Last week, the International Atomic Energy Agency reported once again that Iran had defied U.N. Security Council demands to stop enriching uranium. And in response, the United States once again demanded that international sanctions against Iran be made more severe.
This call for sanctions -- which has become routine by now -- would be a lot more credible if it were not for a one embarrassing fact: The United States now lags many other countries in enforcing sanctions that the U.N. Security Council has already approved. One of the few real penalties to survive previous rounds of council negotiation over sanctions is an asset freeze on Iranian entities involved in missile and nuclear work. Yet of the 50 entities listed in Security Council Resolutions 1737 and 1747, the United States has frozen the assets of only 12 (pdf file). The European Union, by contrast, has frozen the assets of all entities named in both resolutions (see here, here and here). ...
To read the rest, sign up to try World Politics Review
- TWO WEEKS FREE.
- Cancel any time.
- After two weeks, just $11.99 monthly or $94.99/year.
Request a free trial for your office or school. Everyone at a given site can get access through our institutional subscriptions.
- The Realist Prism: Obama’s Muddled Messaging Encourages U.S. Allies to Free Ride
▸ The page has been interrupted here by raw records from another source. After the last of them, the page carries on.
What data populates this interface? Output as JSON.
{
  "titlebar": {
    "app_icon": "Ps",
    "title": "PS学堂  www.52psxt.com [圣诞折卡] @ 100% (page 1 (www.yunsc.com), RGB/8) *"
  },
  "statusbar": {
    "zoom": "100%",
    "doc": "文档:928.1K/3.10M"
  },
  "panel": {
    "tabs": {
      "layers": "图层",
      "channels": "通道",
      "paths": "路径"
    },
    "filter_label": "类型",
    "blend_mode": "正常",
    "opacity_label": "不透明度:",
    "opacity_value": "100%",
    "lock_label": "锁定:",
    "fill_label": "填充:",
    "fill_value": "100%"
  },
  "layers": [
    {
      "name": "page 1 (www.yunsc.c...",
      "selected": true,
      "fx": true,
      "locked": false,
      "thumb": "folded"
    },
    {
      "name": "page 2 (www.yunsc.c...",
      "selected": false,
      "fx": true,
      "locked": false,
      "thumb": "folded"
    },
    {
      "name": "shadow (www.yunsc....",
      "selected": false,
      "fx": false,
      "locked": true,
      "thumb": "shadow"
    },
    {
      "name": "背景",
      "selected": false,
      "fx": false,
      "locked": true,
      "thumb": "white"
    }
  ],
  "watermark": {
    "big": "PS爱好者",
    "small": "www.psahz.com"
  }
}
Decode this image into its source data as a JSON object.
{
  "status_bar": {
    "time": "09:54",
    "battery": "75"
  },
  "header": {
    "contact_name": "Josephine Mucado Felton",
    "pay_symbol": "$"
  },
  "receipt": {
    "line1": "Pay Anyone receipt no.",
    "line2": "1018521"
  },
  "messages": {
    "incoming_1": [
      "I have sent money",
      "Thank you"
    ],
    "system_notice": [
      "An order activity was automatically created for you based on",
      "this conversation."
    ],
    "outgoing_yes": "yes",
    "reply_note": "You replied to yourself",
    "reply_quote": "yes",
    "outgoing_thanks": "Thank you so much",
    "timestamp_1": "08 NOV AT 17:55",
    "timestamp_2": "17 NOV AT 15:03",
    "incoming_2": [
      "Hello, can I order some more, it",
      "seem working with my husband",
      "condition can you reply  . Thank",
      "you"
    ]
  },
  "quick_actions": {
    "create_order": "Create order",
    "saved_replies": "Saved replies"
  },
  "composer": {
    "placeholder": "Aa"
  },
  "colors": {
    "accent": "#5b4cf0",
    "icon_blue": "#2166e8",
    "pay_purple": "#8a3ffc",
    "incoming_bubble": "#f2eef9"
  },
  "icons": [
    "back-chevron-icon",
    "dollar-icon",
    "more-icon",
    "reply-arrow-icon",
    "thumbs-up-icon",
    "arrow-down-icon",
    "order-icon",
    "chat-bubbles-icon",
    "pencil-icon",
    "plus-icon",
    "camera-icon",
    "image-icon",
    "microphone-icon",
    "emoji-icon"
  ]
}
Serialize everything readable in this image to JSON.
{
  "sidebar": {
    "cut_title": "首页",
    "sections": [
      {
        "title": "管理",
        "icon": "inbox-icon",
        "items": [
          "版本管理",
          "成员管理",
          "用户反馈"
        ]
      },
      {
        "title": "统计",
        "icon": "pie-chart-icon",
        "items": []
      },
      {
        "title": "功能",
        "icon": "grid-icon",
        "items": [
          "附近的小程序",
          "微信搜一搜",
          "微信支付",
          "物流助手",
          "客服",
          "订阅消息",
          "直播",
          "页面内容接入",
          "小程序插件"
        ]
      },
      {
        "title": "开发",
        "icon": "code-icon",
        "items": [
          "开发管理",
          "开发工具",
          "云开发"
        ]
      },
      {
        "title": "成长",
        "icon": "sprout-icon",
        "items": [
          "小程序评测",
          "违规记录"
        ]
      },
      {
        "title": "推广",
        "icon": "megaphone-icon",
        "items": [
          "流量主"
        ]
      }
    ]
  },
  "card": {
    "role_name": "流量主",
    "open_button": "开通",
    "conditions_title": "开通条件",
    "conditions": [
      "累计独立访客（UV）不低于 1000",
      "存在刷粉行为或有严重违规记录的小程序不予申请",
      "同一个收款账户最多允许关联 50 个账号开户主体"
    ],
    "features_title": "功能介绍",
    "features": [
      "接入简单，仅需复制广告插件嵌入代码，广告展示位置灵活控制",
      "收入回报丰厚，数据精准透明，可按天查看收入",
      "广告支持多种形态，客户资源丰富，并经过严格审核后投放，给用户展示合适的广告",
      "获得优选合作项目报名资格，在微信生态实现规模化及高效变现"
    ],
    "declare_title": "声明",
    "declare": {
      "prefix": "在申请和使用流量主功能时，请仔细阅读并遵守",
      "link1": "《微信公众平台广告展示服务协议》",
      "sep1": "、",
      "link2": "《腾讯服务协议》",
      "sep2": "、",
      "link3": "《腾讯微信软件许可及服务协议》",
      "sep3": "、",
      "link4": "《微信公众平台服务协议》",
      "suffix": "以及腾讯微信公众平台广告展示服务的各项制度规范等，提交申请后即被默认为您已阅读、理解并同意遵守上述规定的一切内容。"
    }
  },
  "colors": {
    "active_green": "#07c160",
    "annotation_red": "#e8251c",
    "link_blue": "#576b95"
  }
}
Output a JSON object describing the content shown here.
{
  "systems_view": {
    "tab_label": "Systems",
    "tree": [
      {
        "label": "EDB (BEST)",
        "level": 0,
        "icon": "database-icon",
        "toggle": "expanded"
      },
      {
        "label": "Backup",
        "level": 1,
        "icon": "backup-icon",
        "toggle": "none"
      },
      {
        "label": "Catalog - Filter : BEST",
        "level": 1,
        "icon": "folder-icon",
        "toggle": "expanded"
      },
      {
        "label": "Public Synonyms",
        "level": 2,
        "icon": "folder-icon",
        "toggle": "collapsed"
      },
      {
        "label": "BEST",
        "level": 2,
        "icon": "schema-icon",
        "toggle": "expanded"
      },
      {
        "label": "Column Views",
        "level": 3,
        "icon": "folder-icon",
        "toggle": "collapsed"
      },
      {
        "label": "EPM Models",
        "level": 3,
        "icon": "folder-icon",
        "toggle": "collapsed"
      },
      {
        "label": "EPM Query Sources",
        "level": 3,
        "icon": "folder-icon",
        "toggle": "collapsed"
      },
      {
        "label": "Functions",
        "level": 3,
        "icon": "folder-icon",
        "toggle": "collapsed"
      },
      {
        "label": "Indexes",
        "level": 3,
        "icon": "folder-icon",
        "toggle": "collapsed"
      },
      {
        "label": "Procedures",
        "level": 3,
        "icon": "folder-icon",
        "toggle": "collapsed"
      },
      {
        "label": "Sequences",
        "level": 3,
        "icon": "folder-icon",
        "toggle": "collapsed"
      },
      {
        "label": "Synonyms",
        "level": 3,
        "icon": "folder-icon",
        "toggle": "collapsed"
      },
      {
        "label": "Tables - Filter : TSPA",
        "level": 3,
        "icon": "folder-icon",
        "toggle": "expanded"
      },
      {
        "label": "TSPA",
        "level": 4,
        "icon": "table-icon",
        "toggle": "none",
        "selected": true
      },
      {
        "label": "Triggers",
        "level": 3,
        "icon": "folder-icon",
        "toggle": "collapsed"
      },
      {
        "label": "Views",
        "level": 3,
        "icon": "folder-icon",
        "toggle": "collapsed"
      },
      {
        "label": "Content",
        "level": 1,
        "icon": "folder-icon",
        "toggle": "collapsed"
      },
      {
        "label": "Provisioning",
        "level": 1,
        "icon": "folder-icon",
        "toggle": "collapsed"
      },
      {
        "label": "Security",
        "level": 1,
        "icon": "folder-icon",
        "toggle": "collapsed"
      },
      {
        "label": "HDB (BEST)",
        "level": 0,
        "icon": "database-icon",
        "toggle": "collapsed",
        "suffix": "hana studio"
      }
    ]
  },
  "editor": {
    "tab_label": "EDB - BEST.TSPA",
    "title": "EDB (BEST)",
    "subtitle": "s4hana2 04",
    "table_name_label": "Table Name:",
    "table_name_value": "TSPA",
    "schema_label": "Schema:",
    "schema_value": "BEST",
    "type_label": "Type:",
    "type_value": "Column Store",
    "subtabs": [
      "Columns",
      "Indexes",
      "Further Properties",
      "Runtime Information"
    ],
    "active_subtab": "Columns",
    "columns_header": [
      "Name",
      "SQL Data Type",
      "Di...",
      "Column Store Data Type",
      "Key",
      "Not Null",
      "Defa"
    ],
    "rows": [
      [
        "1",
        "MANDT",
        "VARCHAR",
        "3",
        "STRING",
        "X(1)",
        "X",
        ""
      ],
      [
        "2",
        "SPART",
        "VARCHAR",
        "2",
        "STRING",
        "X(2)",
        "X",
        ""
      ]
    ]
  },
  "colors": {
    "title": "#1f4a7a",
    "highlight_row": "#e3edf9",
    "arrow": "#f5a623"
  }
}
- Global Insights: Low-Key Caspian Sea Summit Has Far-Reaching Implications
- France Joins Fight Against Islamic State Group to Revive Ties to Iraq
- China's Yuan Boosted by U.K. Bond Deal, but Won't Rival Dollar—Yet
- World Citizen: Chile Bombings Threaten Nonviolent Anarchist Movement’s Gains